HARCOURT’S big cat mystery gained pace at the weekend as dry weather and freeway construction were believed to have flushed the elusive feline out of hiding.
An eyewitnesses siting on Sunday and unexplained paw prints discovered beside a farm dam have added credence to the belief a large wild cat may be stalking the area.
Coliban Water bailiff Dennis Clapham spotted the large animal while on his way to turn on channel water for Harcourt Valley Vineyards shortly before 7 am on Sunday.
‘‘I was driving up Milford Road when I saw this big black cat as it was just emerging from the long grass,’’ Mr Clapham said.
‘‘I saw it and it saw me, then it took off like a scalded cat.’’
Mr Clapham said from a distance of less than 100 metres he estimated the animal to be about 60 cm high and with a body length of up to a metre that moved with a distinctly feline quality.
‘‘I was a bit sceptical to start with, but the more you listen to people around here, and hear anecdotally of mauled sheep or kangaroos chomped in half and dragged halfway up trees, it makes you wonder what the hell it is.’’
He added: ‘‘If feral cats can get that big, then I’m scared.’’
Harcourt Valley Vineyards owner Kye Livingstone said his brother had first sighted the paw prints at the dam’s edge on the weekend, but had suspected them of being a neighbour’s dog.

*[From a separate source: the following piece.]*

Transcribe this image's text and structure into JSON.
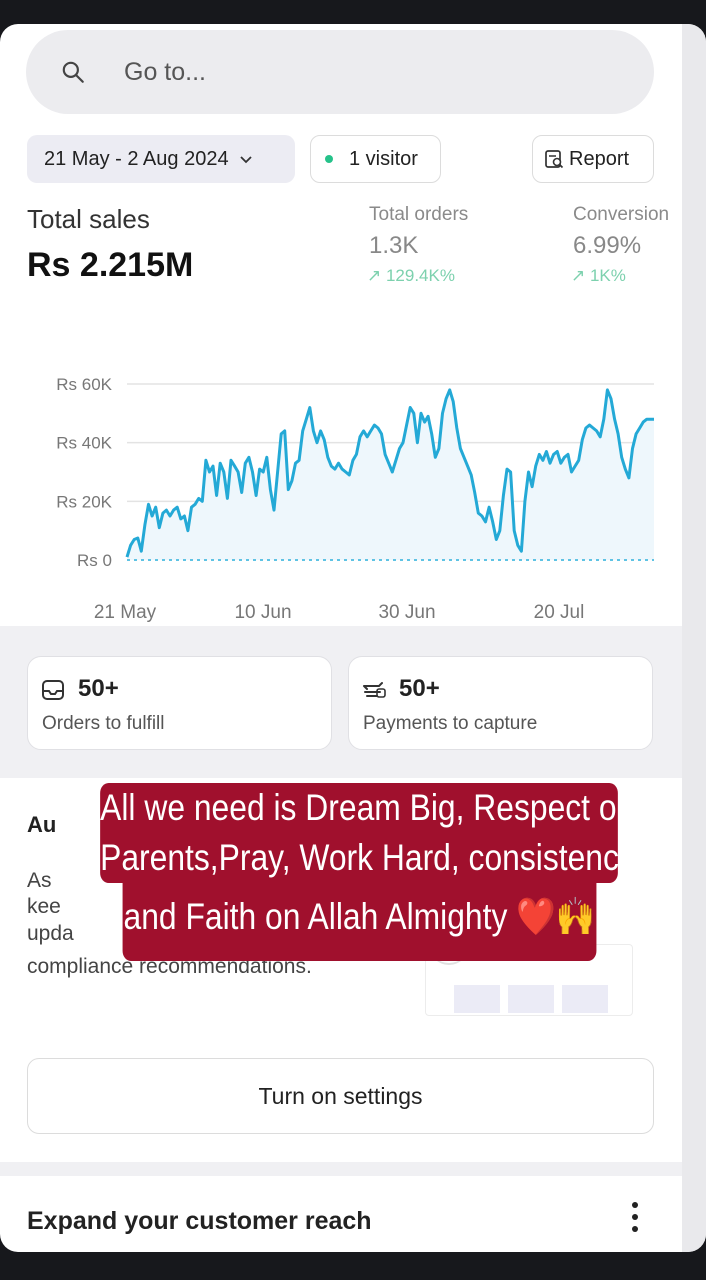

But, he said his neighbour’s dogs tended to wander off together and the single set of prints, each measuring eight centimetres across, indicated something much larger.
‘‘I didn’t believe it to begin with, but whatever it is, this is something a fair bit bigger than my pup,’’ he said.
Mr Livingstone said the paw prints added to many local stories, and he would like to see a register made of the collected evidence of something living in the area.
‘‘At this time of year when we are irrigating, the water goes down quickly leaving the mud exposed,’’ he said.
‘‘It would take quite a bit of weight to push down into that mud.’’ Mr Livingstone said roadworks in the valley appeared to be bringing the animal further out of the bush.
He said the Calder Freeway route had eliminated some of the small farms and dams at the rear of this property, and could mean the animal was coming further out in search of water.
‘‘The thing is there is probably plenty of food about with roos and rabbits, but it is water which is the problem.’’ One Harcourt resident who moved as the freeway came through, Michael Warrend said he suspected his dog encountered the cat on his former property, which adjoined the bush of the Castlemaine Diggings National Park.
‘‘My small blue heeler cross will get a hold of a snake and go after anything, but one day he chased something down the water race,’’ he said.
‘‘But he came bolting back and went and sat in his kennels for two days.’’ Mr Warren believes the animal could be the descendant of a released wildcat, or the product of 20 to 30 generations of interbreeding and adaptation of feral cats, capable of producing an animal of this size.
‘‘Whatever it is, it is big,’’ he said.